"It's difficult to say what the perfect CTO looks like because it will be led by what sector you're in, how big the organisation is and what the ultimate product or service is."
What Are the CTO's Top Priorities?
With the rapid pace of digital transformation, and innovation, a CTO has to keep their eye on emerging technologies that might give their company an edge. So, the CTO should be prioritising the following technologies in 2022:
- Cloud migration and adoption
- Securities systems and strategies
- AI and ML
- IoT and Voice-enabled systems
- Blockchain, De-Fi, Crypto, and NFTs
- Low-code/no-code tools
- VR and AR
- Developing a remote work culture
- Workforce diversification
What’s the Difference Between a CTO and CIO?
Although these roles often get mixed up, the intentions behind the positions, their roles, and responsibilities, are distinctly different.
Both roles happen to manage business technology, but the main difference is this: the CIO focuses on internal technology, whereas the CTO focuses on customer-facing technology.
So, the CTO tends to have a strategic planning role, whereas the CIO has a technology-focused role.
What are the Roles and Responsibilities of a CIO?
The main responsibility of a CIO is the Information Technology strategy. They will also usually manage a team of IT specialists, whose role is to maintain the day-to-day functioning of IT operations.
So, the CIO is responsible for the management, implementation, and usability of IT tech.
- Ownership of the overall IT strategy
- Establishing, maintaining, and overseeing the technology architecture and choices
- Training and strategy
- Establishing and maintaining the infrastructure to align with budget and resources
- Purchasing tech
- Deploying tech
- Evaluating tech
- Optimising technology resources, be it software, hardware, staff, or spending.
- Collaborating with the chief information security offer, to keep an eye on established and needed cybersecurity frameworks
- Researching and evaluating emerging technologies
Do you need both a CTO and CIO?
Short answer: yes.
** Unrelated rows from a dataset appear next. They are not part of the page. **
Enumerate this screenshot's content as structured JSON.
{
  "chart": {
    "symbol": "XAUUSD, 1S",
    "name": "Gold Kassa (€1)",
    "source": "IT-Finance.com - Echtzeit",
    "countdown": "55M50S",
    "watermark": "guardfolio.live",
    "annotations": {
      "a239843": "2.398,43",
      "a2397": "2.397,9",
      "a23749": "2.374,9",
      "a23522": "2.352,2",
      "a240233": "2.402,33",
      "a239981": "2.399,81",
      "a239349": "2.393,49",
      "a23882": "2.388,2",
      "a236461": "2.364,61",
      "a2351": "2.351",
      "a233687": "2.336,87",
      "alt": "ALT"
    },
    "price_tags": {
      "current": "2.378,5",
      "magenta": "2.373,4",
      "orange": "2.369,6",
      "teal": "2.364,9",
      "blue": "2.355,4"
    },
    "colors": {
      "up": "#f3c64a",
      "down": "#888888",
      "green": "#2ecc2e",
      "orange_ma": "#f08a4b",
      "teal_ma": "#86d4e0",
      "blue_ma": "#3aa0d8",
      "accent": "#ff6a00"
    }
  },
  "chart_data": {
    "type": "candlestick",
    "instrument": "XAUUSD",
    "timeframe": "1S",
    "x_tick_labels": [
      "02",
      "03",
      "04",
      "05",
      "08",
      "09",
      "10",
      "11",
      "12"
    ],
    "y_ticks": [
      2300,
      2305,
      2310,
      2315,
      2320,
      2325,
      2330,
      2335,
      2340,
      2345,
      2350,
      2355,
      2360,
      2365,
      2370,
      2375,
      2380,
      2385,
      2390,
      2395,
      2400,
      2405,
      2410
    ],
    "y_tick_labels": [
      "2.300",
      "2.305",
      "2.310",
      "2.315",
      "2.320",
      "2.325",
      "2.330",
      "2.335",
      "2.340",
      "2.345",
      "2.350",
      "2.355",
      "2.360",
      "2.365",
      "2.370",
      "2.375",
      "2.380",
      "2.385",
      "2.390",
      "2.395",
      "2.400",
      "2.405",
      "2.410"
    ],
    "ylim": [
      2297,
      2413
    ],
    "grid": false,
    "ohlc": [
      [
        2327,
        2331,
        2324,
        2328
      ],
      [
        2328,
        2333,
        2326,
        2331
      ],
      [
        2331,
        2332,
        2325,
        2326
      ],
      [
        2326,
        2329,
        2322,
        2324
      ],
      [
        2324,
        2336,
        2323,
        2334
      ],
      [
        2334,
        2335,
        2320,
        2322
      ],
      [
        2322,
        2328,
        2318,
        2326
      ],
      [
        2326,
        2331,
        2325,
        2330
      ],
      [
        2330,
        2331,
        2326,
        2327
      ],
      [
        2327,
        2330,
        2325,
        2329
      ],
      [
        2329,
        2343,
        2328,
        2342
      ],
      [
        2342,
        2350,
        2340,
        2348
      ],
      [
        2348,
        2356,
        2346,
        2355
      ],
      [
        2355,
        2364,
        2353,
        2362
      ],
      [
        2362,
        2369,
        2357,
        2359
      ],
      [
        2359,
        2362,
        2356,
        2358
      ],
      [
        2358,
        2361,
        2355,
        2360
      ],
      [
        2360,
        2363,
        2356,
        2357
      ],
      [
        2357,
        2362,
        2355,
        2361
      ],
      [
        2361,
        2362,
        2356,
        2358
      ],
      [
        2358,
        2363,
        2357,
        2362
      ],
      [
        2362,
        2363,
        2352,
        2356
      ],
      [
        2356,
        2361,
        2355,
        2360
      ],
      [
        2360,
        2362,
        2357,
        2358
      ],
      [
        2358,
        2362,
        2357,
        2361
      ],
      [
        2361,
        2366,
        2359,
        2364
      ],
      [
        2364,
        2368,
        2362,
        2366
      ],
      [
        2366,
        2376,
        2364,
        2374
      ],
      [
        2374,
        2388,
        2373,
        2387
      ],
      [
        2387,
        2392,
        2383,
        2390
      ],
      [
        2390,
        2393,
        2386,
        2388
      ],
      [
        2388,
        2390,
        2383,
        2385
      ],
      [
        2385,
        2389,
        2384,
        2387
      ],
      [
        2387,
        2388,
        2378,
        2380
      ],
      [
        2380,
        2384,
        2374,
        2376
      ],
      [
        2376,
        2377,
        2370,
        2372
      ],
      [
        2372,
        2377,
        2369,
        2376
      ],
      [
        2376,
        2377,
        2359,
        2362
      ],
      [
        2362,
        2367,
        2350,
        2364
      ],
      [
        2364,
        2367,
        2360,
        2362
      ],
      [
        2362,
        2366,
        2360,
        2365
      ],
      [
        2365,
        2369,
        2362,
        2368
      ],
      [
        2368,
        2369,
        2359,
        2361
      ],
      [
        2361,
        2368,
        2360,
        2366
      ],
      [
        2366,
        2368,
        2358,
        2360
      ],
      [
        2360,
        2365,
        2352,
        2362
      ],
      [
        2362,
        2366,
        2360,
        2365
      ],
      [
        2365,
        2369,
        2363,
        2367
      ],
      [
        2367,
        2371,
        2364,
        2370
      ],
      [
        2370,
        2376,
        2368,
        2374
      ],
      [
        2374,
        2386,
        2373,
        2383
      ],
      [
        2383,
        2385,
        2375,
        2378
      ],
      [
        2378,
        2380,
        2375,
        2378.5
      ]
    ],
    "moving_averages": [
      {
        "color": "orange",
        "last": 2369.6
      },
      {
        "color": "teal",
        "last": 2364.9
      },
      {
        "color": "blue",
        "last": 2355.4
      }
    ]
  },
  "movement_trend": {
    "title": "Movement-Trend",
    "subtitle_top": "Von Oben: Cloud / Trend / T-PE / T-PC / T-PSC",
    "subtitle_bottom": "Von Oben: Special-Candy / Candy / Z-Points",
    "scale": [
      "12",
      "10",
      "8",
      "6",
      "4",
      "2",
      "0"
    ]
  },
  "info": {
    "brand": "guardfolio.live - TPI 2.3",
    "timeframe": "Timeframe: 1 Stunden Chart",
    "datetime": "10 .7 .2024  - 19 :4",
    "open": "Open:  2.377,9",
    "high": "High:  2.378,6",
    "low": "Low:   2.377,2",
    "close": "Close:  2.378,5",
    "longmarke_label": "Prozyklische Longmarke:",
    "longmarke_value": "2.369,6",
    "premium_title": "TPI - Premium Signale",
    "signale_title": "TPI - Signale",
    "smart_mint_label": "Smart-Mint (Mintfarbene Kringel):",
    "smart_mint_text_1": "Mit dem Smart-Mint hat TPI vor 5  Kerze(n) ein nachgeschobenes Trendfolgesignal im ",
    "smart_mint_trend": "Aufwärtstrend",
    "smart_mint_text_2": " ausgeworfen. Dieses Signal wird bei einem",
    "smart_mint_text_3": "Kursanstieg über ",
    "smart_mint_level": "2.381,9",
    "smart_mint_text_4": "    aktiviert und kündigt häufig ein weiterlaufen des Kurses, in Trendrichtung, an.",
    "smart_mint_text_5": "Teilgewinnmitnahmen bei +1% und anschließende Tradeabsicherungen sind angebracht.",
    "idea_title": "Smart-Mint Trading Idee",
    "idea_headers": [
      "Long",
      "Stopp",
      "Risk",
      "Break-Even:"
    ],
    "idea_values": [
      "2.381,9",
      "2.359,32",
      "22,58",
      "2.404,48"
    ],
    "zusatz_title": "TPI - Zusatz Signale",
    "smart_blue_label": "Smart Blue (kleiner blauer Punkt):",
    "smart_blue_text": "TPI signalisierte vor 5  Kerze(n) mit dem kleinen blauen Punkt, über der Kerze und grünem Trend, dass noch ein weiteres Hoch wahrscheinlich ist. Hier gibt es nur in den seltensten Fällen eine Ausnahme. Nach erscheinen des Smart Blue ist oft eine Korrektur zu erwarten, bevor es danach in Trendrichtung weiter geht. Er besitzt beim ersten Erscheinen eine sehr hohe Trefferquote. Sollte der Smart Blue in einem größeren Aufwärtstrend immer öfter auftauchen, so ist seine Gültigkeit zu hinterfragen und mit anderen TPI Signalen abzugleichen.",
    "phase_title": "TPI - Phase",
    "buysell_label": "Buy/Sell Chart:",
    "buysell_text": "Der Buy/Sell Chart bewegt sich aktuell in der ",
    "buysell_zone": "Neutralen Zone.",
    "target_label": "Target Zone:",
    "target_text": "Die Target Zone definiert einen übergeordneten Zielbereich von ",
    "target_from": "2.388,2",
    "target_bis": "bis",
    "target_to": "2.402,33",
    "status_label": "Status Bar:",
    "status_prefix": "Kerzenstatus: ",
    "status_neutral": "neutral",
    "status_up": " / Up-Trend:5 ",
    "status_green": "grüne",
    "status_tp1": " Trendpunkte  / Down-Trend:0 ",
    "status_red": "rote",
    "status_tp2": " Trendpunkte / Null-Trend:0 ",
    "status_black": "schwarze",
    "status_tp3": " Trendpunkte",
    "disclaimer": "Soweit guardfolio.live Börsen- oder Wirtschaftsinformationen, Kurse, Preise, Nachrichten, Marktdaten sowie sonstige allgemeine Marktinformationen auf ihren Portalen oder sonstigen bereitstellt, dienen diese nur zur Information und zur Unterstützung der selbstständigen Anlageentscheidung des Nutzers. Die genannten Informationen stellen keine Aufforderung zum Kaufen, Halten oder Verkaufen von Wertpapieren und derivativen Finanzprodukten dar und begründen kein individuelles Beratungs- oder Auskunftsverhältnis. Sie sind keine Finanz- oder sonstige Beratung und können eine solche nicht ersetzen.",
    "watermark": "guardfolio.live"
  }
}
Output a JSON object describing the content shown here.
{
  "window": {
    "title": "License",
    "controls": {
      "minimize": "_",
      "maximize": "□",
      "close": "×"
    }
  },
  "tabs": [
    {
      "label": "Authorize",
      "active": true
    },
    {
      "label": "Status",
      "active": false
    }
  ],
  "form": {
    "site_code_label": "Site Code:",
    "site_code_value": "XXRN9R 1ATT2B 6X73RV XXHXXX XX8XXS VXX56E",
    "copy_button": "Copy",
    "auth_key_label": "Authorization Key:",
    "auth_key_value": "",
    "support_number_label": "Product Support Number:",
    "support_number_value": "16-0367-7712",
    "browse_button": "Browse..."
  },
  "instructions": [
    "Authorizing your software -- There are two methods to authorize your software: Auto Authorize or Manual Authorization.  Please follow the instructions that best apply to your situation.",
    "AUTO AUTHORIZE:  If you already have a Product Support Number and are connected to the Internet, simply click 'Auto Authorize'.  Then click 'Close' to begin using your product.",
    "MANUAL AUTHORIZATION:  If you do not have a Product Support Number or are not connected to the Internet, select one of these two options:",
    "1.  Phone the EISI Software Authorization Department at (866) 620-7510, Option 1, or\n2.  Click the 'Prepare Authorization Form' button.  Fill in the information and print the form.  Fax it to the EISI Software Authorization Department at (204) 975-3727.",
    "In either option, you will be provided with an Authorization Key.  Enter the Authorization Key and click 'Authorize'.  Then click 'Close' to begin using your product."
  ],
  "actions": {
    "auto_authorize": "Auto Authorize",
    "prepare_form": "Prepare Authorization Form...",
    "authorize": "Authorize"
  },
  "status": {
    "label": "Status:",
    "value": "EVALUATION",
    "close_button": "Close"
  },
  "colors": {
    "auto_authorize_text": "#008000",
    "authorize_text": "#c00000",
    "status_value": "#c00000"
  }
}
Longer answer: yes, if you want your organisation to be competitive. You can't just sub one in for the other; asking a CTO to step into a CIO's role, and vice versa, is a recipe for disaster.
No one person will have the skillset, or the hours in the day, to succeed in both roles simultaneously.
But both the CIO and CTO roles are important, especially for bigger companies with distinct C-suite positions. Each position contributes to the company's day-to-day functioning, either internally or externally, and participates in the company's profit growth, in the case of the CIO, and revenue growth, with the CTO.
What Does the Future Of The CTO Role Look Like?
In the next few years, it is likely that the CTO role will continue to encompass elements of the internal and external, the internal and customer-facing technologies.
The CTO may focus less on the nuts and bolts of the technological offerings, and instead provide the longer-term vision customers need to keep up with the rapidly changing landscape.
So, the CTOs of the past used to have a technology engineering background and deep knowledge of various IT implementations. But the future of the CTO might be somewhat different. While a company's CTO still needs this technological know-how, they'll begin to be less hands on, and more strategic and theoretical. So, think inspirational, less practical.
Plus, like we've mentioned previously, they'll need to have a knowledge of disruptive and advanced technologies, including AI, ML, and big data. Without these, they'll be unable to set a strategic course for a company.
The role may even stray outside further, reaching Research and Development, data science, or even sales.
Plus, as CTOs gain business acumen, they may even evolve into tomorrow's CEOs, or 'Chief Innovation Officers'. So, due to the popularity of digital solutions, the number of CTO roles will continue to grow, in number and importance.
This post is part of our "What is a..." series, which compiles the top job roles in the martech industry today. Others include: